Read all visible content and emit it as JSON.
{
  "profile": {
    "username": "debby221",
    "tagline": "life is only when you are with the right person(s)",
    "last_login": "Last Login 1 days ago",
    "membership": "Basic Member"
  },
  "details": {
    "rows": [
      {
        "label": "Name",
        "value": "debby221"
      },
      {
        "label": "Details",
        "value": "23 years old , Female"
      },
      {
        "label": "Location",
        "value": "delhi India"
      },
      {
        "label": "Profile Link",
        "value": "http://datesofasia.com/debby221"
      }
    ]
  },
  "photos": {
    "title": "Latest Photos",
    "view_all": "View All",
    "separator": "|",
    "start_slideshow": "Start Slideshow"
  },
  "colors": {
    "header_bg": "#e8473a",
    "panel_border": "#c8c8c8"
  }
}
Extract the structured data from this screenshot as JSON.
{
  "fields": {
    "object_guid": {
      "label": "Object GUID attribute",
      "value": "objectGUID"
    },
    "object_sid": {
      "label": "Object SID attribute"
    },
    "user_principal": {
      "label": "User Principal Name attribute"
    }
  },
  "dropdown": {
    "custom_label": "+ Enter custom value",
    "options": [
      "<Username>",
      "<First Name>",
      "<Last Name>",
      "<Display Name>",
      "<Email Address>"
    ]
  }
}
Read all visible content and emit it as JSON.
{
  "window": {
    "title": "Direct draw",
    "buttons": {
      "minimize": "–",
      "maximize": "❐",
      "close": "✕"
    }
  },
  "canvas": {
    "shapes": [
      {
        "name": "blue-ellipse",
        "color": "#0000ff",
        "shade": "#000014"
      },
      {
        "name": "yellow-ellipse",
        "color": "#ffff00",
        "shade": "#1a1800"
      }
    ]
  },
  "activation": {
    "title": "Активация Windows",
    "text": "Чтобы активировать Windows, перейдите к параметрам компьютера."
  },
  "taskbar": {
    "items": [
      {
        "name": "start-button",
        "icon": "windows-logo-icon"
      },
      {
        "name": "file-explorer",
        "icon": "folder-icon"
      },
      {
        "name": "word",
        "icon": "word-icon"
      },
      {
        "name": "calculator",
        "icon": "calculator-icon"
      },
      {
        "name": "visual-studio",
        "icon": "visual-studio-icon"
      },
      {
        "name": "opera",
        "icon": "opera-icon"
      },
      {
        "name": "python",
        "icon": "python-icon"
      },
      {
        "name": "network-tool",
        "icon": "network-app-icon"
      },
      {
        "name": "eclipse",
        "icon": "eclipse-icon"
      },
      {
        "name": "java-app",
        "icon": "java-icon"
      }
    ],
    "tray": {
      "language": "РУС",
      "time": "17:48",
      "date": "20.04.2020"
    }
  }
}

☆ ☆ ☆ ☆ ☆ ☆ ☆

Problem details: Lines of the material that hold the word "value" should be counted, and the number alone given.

Solution to the exercise: 6